Q. Huw many stand of arms had she on board?'
A. About twelve hundred.
g. iJ d you oat erect a printing prrts.it
Jicmel, and pritir a number of proclamations,
and >< not this one of them' (-tnvtig Urn
H,t (/' tbt JritUmMitnt, in tit Ufaniib Un
A. Yes, and this may be one of them, but I did not know the purport of it, as I am rgnorarrt of the Spanish language,
il Do you know what that word means? (pointing to the -.cord, Madrid.)
A. It means, 1 presume, the cpital-of Old Spain.
J). Is that aH you know of it here T
Q. Do you know those articles? (fo'nttng to the viar-hlu inilruwcnti t?i*g ubtn the
A. I have scon the like before, perhaps the same.
Q. Did not those persons who went onshore, go there tor the purpose of distributing these proclamations?
A. No, they wctrt for amusement.
Q. Is not that your regimental coat?
A. 1 do not know ; ic may be the coat that I was obliged to wear.

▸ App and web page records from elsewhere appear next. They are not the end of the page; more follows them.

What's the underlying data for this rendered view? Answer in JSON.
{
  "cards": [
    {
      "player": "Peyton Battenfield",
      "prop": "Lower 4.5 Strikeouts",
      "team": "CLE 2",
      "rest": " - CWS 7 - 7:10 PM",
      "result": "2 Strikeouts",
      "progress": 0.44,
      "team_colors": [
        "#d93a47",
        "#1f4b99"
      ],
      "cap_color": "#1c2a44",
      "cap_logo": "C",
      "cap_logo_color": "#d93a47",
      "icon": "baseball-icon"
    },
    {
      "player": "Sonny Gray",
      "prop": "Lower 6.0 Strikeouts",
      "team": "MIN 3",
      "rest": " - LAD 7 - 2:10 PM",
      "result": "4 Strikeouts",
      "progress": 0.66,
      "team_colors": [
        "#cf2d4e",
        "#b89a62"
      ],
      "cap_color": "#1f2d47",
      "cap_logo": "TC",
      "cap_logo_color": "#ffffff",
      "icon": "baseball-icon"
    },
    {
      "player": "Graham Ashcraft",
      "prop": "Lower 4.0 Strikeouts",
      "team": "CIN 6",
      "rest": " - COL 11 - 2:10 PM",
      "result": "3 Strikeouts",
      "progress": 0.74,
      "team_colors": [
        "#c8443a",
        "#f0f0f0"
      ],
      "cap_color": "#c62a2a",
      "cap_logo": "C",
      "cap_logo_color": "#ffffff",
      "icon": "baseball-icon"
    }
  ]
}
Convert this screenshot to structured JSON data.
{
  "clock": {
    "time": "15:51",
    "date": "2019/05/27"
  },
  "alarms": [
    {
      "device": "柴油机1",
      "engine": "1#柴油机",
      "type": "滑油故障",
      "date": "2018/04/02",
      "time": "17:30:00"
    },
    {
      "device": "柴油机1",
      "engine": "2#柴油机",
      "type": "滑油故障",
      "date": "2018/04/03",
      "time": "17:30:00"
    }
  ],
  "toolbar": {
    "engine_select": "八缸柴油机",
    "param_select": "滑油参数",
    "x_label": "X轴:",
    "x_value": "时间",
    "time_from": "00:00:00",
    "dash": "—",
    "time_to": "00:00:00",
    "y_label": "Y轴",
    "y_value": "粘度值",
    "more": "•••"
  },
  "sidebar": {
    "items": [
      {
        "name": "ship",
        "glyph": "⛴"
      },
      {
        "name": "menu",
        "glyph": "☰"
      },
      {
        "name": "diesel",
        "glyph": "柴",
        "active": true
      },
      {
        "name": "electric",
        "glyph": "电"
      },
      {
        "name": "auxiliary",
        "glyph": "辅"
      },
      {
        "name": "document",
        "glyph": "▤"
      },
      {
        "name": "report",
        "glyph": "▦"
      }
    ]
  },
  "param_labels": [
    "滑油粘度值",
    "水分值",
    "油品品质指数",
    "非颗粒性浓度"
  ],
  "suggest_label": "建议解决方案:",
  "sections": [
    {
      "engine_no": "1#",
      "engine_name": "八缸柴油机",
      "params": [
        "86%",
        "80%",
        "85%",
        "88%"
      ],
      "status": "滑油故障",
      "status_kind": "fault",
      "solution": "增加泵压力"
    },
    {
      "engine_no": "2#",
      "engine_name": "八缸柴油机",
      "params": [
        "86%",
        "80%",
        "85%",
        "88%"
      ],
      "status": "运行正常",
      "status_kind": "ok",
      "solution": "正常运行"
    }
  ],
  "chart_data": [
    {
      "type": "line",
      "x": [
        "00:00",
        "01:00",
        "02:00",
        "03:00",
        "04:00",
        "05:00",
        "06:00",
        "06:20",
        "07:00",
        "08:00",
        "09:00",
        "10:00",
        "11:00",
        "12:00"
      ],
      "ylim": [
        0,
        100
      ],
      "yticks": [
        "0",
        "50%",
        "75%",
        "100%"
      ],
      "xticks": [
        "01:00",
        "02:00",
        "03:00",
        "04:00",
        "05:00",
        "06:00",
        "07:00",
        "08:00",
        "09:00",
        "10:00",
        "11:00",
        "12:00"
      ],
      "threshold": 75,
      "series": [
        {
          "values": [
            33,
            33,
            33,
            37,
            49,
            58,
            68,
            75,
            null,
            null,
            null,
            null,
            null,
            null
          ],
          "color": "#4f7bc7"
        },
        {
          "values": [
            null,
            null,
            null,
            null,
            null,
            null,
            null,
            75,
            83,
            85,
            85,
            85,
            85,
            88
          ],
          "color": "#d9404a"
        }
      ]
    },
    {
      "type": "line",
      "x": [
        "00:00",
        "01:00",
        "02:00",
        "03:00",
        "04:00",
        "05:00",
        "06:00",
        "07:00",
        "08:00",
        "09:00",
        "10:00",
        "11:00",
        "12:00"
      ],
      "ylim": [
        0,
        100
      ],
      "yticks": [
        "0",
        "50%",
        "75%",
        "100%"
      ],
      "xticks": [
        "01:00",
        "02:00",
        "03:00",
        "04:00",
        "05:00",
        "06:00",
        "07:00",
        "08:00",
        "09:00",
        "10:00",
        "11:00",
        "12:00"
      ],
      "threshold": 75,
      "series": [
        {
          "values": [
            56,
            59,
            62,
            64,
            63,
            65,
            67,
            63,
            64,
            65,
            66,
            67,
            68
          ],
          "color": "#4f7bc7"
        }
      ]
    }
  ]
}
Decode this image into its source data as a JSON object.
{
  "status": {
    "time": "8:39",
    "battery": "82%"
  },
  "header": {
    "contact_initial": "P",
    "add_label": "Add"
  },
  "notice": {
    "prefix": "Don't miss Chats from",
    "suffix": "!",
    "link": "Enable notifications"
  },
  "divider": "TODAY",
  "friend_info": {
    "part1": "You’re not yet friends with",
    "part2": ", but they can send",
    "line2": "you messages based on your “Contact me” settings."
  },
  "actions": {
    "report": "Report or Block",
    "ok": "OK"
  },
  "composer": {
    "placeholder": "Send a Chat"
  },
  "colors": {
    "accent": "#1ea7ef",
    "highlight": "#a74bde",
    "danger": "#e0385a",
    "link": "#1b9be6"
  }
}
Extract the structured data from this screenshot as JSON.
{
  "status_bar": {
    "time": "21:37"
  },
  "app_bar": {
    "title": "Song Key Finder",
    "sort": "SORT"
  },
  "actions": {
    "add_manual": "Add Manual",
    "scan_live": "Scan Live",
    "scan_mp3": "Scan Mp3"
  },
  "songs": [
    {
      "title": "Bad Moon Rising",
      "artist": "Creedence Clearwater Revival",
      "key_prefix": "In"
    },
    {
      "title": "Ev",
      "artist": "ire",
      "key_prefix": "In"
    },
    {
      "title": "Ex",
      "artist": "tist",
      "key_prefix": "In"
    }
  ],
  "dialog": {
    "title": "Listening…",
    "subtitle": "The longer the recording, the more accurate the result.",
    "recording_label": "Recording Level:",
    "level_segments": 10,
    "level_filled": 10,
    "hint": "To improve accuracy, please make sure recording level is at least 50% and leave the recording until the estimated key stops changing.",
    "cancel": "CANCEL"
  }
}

<J. Did jou understand that Miranda fitted out his expedition by che consent of your government .*
A. N", he kept his object and operations concealed from trie public. It was a private undertaking of his own.
x>. Were not the principal persons who embarked in Mirandr's expedition, bankrupts and broken merchants?
A. I was not acquainted with their circumstances ; there might tic some ot this description.
A number of other questions were put, turd answered, hut hting of a trilling Imituie, comparatively bpcukiug, are not here inserted.
Alter tlrey hnd finished exuiuiiriiig tire prisoner, Ire was then tolil liy Ins judge, that if (le would relate entry thing he knew relating to the expedition, the? names ul those who were concerned in it, and those that were expected wotil.I join Miranda, Ins rluiina should he taken oil', and he set at Iihcrty, and sent home to America. To which he nnswcrtd, that he had disclosed all he knew ol'consecruencCj or particularly recollected.
The following were questions put to another prisoner, who Iras also elTccteil his return home.
Q. What religion are you of?
A. The presbytcrian persuasion.
Q. Where was you born and brought up?
A. In New-York.
t>. Who engaged you to emrnrk in Miranda's expedition?
A. One John Fink, of New York, butcher.
Q Did you know Miranda, in New-York * A. No, I did nut know him until I was sit trays at sea.
y. Where was you engaged to (to?
A. I wns engaged to go, in the fir.t ptacp,
to Alexandria, where I was to land, frum
thence I was to march to- Washington, where
1 was to be equipped with a hone, .sarKlle,
n 1 bridlsj uud in company with ulher per